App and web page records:
⟨
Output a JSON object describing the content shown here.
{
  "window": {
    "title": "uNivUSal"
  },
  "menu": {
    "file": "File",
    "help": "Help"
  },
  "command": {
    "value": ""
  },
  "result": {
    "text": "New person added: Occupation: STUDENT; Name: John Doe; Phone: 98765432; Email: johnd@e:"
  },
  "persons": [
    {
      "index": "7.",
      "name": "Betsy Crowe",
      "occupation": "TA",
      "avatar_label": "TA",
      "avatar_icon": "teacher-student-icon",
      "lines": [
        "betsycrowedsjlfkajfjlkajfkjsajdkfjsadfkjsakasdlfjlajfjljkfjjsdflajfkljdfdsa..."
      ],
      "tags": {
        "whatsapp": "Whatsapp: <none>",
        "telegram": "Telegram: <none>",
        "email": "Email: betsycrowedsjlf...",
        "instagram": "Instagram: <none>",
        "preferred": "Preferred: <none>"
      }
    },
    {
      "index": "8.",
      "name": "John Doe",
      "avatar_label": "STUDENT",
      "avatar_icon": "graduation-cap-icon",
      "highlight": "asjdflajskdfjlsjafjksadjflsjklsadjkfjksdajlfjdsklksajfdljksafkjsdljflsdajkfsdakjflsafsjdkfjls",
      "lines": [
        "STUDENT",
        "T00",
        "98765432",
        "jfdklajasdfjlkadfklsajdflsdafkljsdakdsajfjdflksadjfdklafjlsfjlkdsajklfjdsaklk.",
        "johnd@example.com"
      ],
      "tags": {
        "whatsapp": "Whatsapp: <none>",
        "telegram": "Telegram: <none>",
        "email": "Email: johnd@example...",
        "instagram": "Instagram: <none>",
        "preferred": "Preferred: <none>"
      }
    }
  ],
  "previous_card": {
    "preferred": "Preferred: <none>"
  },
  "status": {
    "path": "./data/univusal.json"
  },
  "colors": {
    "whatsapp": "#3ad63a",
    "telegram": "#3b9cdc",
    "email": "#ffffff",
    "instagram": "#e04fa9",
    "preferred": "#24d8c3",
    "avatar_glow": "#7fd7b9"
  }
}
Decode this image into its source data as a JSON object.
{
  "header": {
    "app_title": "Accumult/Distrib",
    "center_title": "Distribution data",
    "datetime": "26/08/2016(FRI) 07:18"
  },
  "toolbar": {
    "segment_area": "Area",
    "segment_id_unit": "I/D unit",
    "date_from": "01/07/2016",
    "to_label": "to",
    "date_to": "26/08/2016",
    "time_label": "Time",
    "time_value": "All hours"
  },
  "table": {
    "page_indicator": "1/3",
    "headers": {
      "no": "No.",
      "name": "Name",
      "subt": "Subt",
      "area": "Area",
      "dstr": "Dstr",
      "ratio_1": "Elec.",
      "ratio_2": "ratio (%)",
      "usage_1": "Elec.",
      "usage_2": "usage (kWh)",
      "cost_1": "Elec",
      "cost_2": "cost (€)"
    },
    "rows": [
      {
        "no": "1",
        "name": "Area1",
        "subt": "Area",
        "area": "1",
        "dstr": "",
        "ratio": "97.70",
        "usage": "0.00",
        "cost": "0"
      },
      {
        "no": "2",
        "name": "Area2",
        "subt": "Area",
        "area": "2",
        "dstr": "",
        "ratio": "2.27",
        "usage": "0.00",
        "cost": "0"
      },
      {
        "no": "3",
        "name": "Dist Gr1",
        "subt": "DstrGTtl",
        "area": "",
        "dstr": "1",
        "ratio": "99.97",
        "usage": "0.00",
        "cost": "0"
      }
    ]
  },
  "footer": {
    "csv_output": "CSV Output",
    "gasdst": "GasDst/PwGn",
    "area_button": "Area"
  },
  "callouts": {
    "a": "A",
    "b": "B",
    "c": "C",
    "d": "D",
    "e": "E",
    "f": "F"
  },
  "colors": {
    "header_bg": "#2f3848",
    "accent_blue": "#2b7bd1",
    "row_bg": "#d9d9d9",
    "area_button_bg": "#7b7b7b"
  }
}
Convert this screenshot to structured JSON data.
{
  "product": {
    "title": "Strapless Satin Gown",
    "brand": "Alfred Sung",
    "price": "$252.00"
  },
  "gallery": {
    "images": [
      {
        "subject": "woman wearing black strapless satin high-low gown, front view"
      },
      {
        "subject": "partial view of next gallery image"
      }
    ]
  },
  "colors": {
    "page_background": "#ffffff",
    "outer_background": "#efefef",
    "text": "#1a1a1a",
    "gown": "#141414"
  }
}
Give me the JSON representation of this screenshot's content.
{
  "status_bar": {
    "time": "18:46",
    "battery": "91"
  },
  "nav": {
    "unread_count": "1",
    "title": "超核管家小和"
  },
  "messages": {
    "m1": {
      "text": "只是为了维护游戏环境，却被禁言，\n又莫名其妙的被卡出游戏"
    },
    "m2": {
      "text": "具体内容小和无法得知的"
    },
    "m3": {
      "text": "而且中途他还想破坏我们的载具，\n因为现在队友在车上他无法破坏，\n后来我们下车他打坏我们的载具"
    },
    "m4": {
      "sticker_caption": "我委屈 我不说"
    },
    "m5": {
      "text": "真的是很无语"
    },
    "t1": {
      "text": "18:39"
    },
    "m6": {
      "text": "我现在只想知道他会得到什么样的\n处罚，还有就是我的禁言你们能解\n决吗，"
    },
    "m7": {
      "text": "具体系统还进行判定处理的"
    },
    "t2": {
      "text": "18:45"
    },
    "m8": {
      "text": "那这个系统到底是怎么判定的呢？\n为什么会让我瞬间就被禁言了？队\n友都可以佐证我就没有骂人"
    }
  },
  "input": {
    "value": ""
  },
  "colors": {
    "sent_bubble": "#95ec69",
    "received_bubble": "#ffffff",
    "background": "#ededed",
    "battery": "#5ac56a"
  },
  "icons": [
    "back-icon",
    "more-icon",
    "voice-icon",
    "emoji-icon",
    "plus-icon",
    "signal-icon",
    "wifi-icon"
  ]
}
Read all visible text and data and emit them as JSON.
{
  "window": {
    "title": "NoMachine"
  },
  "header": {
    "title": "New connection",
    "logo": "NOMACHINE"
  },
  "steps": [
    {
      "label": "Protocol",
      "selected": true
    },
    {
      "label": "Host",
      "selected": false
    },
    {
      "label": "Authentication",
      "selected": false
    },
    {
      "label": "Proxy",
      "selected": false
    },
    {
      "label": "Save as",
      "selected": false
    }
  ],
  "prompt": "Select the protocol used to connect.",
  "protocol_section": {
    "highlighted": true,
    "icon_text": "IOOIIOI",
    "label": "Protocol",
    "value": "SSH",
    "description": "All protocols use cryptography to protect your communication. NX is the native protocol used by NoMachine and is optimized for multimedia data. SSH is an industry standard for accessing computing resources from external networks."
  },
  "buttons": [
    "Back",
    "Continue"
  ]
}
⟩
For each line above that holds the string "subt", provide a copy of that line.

### Your solution:
      "subt": "Subt",
        "subt": "Area",
        "subt": "Area",
        "subt": "DstrGTtl",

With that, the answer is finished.